→ **Dataset rows describing interfaces**
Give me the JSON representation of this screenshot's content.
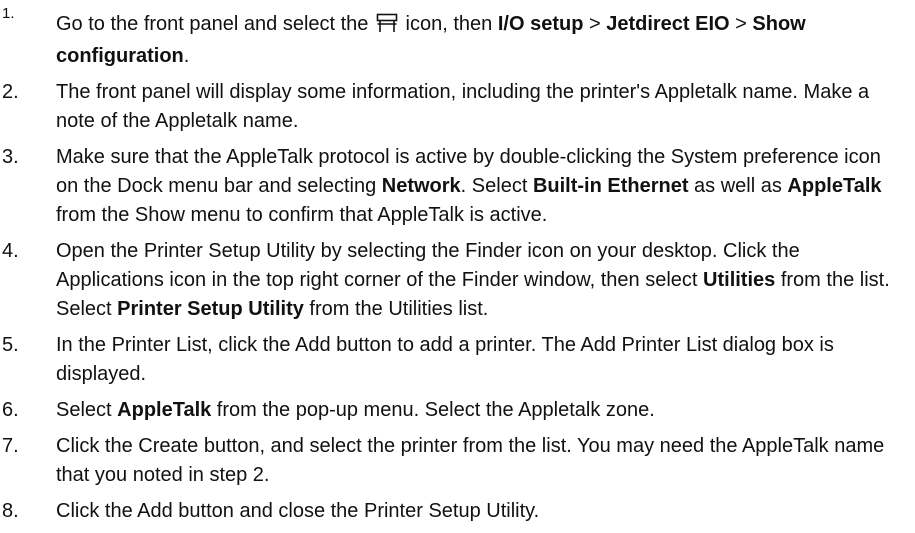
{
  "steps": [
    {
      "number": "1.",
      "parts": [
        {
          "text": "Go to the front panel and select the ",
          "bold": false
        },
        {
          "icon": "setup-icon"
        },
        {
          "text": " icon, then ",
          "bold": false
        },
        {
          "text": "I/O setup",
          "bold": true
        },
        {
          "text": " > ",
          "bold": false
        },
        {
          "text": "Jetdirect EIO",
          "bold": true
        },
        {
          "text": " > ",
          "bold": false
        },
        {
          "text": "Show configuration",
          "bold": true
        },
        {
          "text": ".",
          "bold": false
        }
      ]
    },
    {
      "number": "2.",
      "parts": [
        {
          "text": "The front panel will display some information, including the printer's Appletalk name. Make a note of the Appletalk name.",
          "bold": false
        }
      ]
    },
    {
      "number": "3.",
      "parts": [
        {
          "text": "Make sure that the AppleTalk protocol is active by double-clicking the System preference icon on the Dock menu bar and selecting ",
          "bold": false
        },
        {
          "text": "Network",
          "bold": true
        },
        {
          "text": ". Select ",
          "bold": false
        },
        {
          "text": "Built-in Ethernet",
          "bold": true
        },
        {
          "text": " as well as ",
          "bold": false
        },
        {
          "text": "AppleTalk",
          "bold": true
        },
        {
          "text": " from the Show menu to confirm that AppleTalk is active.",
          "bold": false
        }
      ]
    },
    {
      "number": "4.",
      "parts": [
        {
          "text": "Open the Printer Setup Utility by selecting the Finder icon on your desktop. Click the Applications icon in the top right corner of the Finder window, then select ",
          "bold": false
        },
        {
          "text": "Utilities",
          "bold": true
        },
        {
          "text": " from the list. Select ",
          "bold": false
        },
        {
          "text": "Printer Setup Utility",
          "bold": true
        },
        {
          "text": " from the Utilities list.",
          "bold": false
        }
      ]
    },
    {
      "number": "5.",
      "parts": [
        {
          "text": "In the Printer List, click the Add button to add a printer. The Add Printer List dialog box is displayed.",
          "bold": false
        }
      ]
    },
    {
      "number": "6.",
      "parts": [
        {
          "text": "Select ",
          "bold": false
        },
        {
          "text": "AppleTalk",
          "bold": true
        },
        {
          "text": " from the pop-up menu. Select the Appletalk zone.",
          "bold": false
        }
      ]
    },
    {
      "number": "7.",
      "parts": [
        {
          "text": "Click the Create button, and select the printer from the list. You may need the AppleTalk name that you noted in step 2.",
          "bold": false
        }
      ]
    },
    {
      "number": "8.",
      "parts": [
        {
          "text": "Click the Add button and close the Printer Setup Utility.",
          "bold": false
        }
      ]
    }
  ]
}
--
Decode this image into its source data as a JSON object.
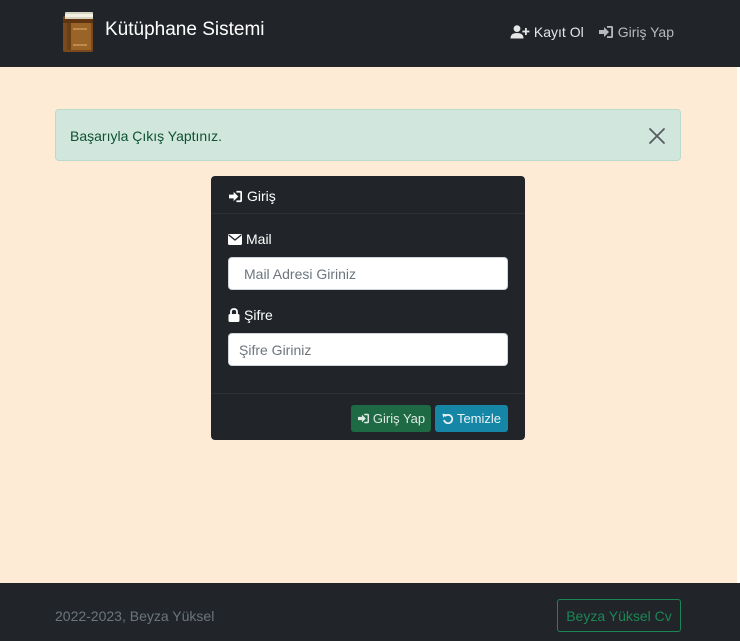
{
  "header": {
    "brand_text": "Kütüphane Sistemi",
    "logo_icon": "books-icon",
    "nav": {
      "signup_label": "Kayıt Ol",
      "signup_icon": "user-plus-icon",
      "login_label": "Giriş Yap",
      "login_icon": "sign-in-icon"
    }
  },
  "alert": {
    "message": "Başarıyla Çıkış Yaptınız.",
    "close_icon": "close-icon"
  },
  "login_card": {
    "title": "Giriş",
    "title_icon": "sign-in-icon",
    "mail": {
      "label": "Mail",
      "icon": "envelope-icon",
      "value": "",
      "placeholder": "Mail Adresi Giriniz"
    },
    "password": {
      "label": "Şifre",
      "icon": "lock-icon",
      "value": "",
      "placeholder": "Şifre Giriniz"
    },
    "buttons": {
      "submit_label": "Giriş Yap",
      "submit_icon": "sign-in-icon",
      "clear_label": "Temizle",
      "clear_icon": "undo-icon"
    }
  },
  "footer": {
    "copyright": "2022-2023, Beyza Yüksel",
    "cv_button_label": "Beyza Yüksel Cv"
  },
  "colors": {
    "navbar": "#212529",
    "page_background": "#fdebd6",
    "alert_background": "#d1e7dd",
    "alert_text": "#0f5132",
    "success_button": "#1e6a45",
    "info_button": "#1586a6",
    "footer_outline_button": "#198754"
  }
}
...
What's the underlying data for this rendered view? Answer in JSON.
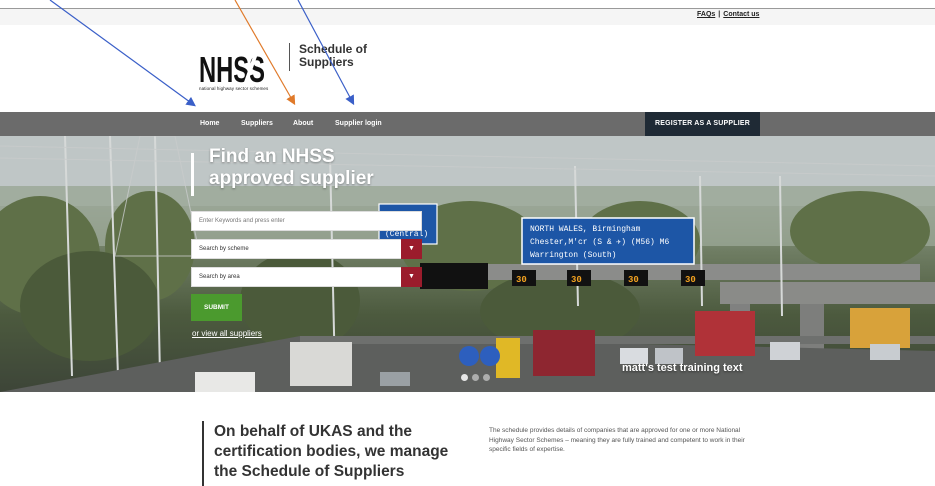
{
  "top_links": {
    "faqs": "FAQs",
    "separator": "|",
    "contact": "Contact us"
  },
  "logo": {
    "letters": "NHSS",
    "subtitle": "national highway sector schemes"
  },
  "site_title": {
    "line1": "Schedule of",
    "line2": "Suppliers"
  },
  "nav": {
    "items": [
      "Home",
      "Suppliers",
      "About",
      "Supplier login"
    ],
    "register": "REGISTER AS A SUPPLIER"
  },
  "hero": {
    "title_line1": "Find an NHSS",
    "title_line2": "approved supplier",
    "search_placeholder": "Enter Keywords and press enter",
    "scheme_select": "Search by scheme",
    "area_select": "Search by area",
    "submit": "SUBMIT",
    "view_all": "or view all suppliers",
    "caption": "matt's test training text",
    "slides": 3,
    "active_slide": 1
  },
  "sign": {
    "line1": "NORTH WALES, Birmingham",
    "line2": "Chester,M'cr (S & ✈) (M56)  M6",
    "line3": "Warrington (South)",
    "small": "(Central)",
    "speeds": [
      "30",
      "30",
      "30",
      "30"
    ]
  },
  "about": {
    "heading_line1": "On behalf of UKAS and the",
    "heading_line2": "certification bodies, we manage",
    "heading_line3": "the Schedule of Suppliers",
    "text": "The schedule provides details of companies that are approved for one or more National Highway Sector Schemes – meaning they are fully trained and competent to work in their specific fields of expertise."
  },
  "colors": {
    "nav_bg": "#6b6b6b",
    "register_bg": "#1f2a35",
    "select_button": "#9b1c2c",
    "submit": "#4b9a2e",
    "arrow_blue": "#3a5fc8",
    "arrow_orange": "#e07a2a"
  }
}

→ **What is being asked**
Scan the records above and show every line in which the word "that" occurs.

→ **Your solution**
          "text": "Make sure that the AppleTalk protocol is active by double-clicking the System preference icon on the Dock menu bar and selecting ",
          "text": " from the Show menu to confirm that AppleTalk is active.",
          "text": "Click the Create button, and select the printer from the list. You may need the AppleTalk name that you noted in step 2.",
    "text": "The schedule provides details of companies that are approved for one or more National Highway Sector Schemes – meaning they are fully trained and competent to work in their specific fields of expertise."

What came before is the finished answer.